Task brief:
Among the entries below, find each line holding "para" and return it.
%%
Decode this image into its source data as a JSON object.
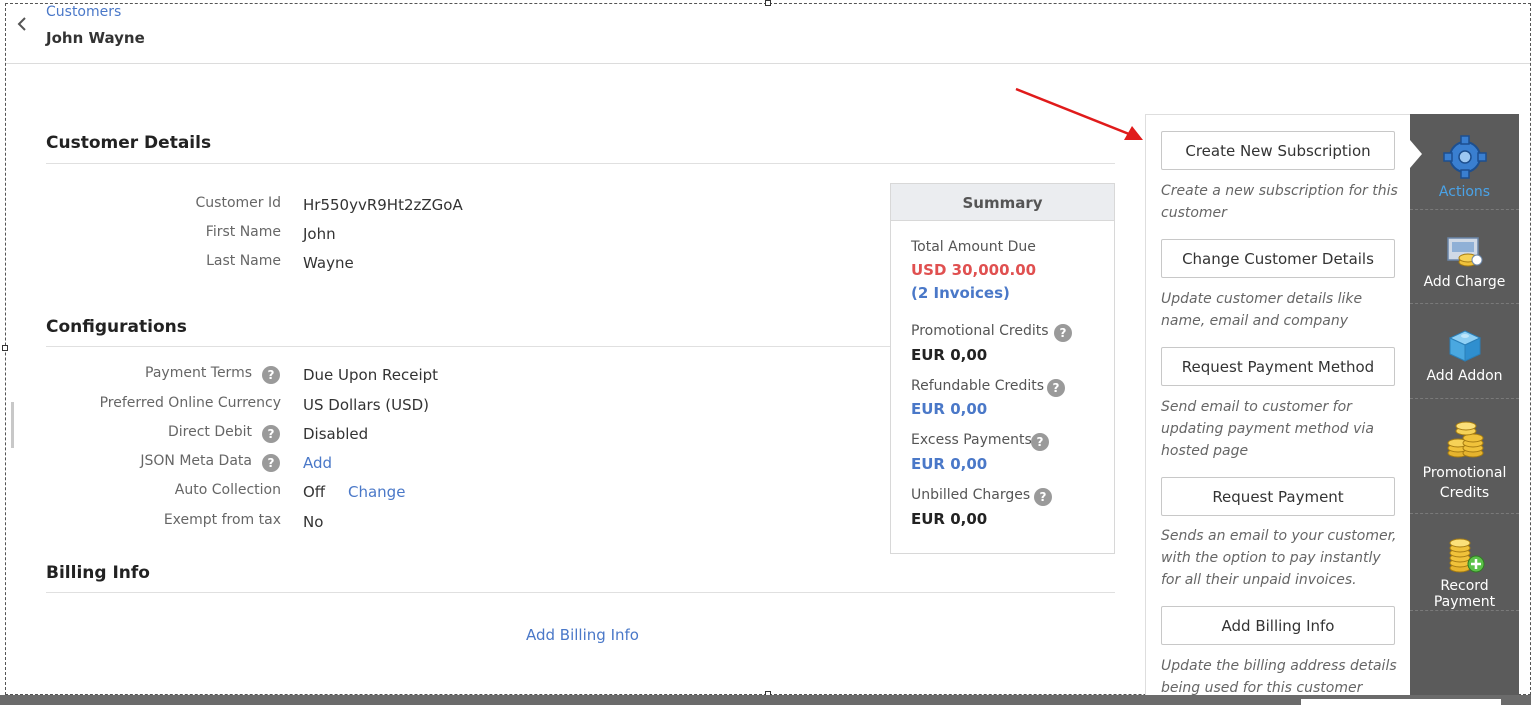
{
  "header": {
    "breadcrumb": "Customers",
    "title": "John Wayne"
  },
  "customer_details": {
    "title": "Customer Details",
    "fields": [
      {
        "label": "Customer Id",
        "value": "Hr550yvR9Ht2zZGoA"
      },
      {
        "label": "First Name",
        "value": "John"
      },
      {
        "label": "Last Name",
        "value": "Wayne"
      }
    ]
  },
  "configurations": {
    "title": "Configurations",
    "payment_terms": {
      "label": "Payment Terms",
      "value": "Due Upon Receipt"
    },
    "currency": {
      "label": "Preferred Online Currency",
      "value": "US Dollars (USD)"
    },
    "direct_debit": {
      "label": "Direct Debit",
      "value": "Disabled"
    },
    "json_meta": {
      "label": "JSON Meta Data",
      "value": "Add"
    },
    "auto_collection": {
      "label": "Auto Collection",
      "value": "Off",
      "action": "Change"
    },
    "exempt_tax": {
      "label": "Exempt from tax",
      "value": "No"
    }
  },
  "billing_info": {
    "title": "Billing Info",
    "add_link": "Add Billing Info"
  },
  "summary": {
    "title": "Summary",
    "total_due_label": "Total Amount Due",
    "total_due_value": "USD 30,000.00",
    "invoices_link": "(2 Invoices)",
    "promo_label": "Promotional Credits",
    "promo_value": "EUR 0,00",
    "refund_label": "Refundable Credits",
    "refund_value": "EUR 0,00",
    "excess_label": "Excess Payments",
    "excess_value": "EUR 0,00",
    "unbilled_label": "Unbilled Charges",
    "unbilled_value": "EUR 0,00"
  },
  "actions": [
    {
      "label": "Create New Subscription",
      "desc": "Create a new subscription for this customer"
    },
    {
      "label": "Change Customer Details",
      "desc": "Update customer details like name, email and company"
    },
    {
      "label": "Request Payment Method",
      "desc": "Send email to customer for updating payment method via hosted page"
    },
    {
      "label": "Request Payment",
      "desc": "Sends an email to your customer, with the option to pay instantly for all their unpaid invoices."
    },
    {
      "label": "Add Billing Info",
      "desc": "Update the billing address details being used for this customer"
    }
  ],
  "side_nav": {
    "actions": "Actions",
    "add_charge": "Add Charge",
    "add_addon": "Add Addon",
    "promotional_credits": "Promotional Credits",
    "record_payment": "Record Payment"
  },
  "colors": {
    "link": "#4a78c8",
    "amount_due": "#e05050",
    "sidebar": "#5b5b5b",
    "arrow": "#e01b1b"
  },
  "icons": {
    "back": "chevron-left-icon",
    "help": "question-circle-icon",
    "actions": "gear-icon",
    "add_charge": "charge-icon",
    "add_addon": "cube-icon",
    "promotional_credits": "coins-icon",
    "record_payment": "coins-plus-icon"
  }
}
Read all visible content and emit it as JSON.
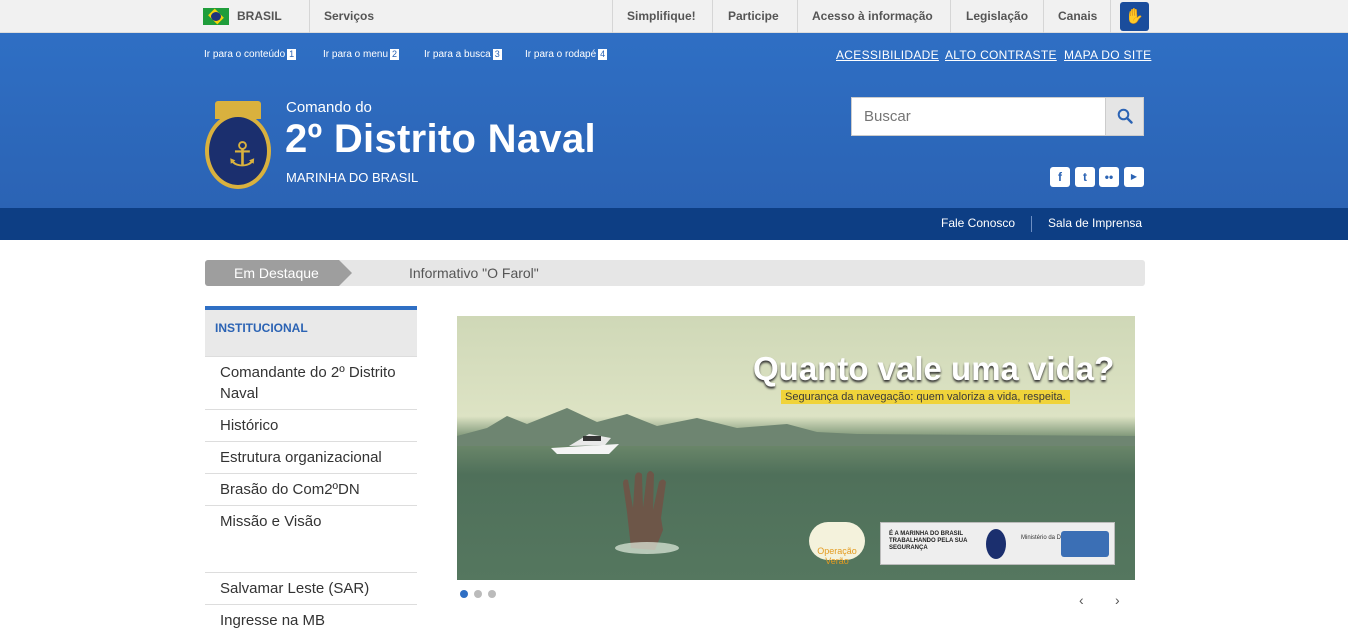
{
  "gov_bar": {
    "country": "BRASIL",
    "services": "Serviços",
    "links": [
      "Simplifique!",
      "Participe",
      "Acesso à informação",
      "Legislação",
      "Canais"
    ],
    "badge_icon": "accessibility-hand-icon"
  },
  "header": {
    "skip_links": [
      {
        "label": "Ir para o conteúdo",
        "key": "1"
      },
      {
        "label": "Ir para o menu",
        "key": "2"
      },
      {
        "label": "Ir para a busca",
        "key": "3"
      },
      {
        "label": "Ir para o rodapé",
        "key": "4"
      }
    ],
    "top_links": [
      "ACESSIBILIDADE",
      "ALTO CONTRASTE",
      "MAPA DO SITE"
    ],
    "pre_title": "Comando do",
    "title": "2º Distrito Naval",
    "subtitle": "MARINHA DO BRASIL",
    "logo_text": "MARINHA DO BRASIL",
    "search_placeholder": "Buscar",
    "social": [
      "facebook",
      "twitter",
      "flickr",
      "youtube"
    ]
  },
  "subbar": {
    "links": [
      "Fale Conosco",
      "Sala de Imprensa"
    ]
  },
  "highlight": {
    "tag": "Em Destaque",
    "text": "Informativo \"O Farol\""
  },
  "menu": {
    "heading": "INSTITUCIONAL",
    "items": [
      "Comandante do 2º Distrito Naval",
      "Histórico",
      "Estrutura organizacional",
      "Brasão do Com2ºDN",
      "Missão e Visão",
      "Salvamar Leste (SAR)",
      "Ingresse na MB"
    ]
  },
  "slide": {
    "headline": "Quanto vale uma vida?",
    "subline": "Segurança da navegação: quem valoriza a vida, respeita.",
    "operation": "Operação Verão",
    "footer_text": "É A MARINHA DO BRASIL TRABALHANDO PELA SUA SEGURANÇA",
    "ministry": "Ministério da Defesa",
    "dot_count": 3,
    "active_dot": 0
  },
  "colors": {
    "header_blue": "#2f6fc4",
    "dark_blue": "#0d3e84",
    "accent_yellow": "#f0d33a"
  }
}
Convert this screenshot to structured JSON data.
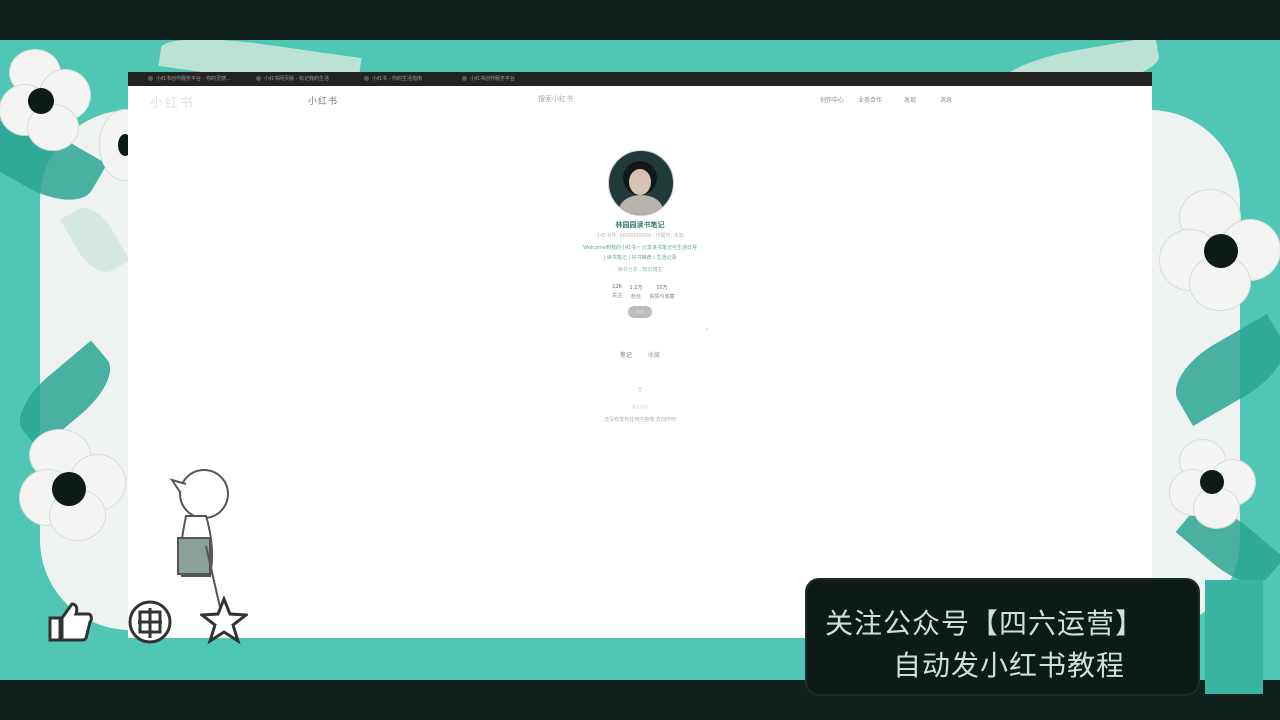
{
  "browser": {
    "tabs": [
      {
        "label": "小红书创作服务平台 - 你的灵感..."
      },
      {
        "label": "小红书网页版 - 标记我的生活"
      },
      {
        "label": "小红书 - 你的生活指南"
      },
      {
        "label": "小红书创作服务平台"
      }
    ]
  },
  "site": {
    "faint_logo": "小红书",
    "logo": "小红书",
    "search_placeholder": "搜索小红书",
    "nav": [
      "创作中心",
      "业务合作",
      "发现",
      "消息"
    ]
  },
  "profile": {
    "name": "林园园读书笔记",
    "id_line": "小红书号: 0000000000 · IP属地: 未知",
    "bio_line1": "Welcome到我的小红书~ 分享读书笔记与生活日常",
    "bio_line2": "| 读书笔记 | 好书推荐 | 生活记录",
    "tags_line": "读书分享 · 知识博主",
    "stats": [
      {
        "num": "126",
        "label": "关注"
      },
      {
        "num": "1.2万",
        "label": "粉丝"
      },
      {
        "num": "10万",
        "label": "获赞与收藏"
      }
    ],
    "follow_label": "关注"
  },
  "content_tabs": {
    "notes": "笔记",
    "collect": "收藏"
  },
  "empty_state": {
    "line1": "- 空 -",
    "line2": "暂无内容",
    "line3": "还没有发布任何内容哦 去创作吧"
  },
  "overlay": {
    "caption_line1": "关注公众号【四六运营】",
    "caption_line2": "自动发小红书教程"
  },
  "icons": [
    "like-icon",
    "coin-icon",
    "star-icon",
    "avatar-icon"
  ],
  "colors": {
    "frame": "#4fc7b4",
    "frame_light": "#eef3f1",
    "caption_bg": "#0e1a17",
    "caption_text": "#cfe0da",
    "accent": "#3b7f76"
  }
}
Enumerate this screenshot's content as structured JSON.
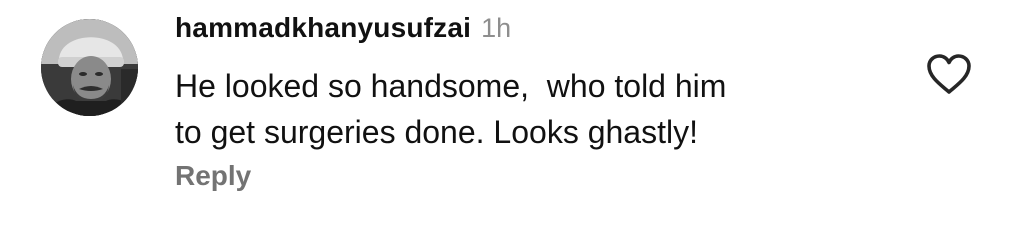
{
  "comment": {
    "username": "hammadkhanyusufzai",
    "time": "1h",
    "text": "He looked so handsome,  who told him\nto get surgeries done. Looks ghastly!",
    "reply_label": "Reply"
  },
  "icons": {
    "like": "heart-outline-icon",
    "avatar": "profile-photo"
  },
  "colors": {
    "text": "#111111",
    "muted": "#8e8e8e",
    "reply": "#737373",
    "icon": "#262626"
  }
}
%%
Answer space:
        "label": "Ir para o conteúdo",
        "label": "Ir para o menu",
        "label": "Ir para a busca",
        "label": "Ir para o rodapé",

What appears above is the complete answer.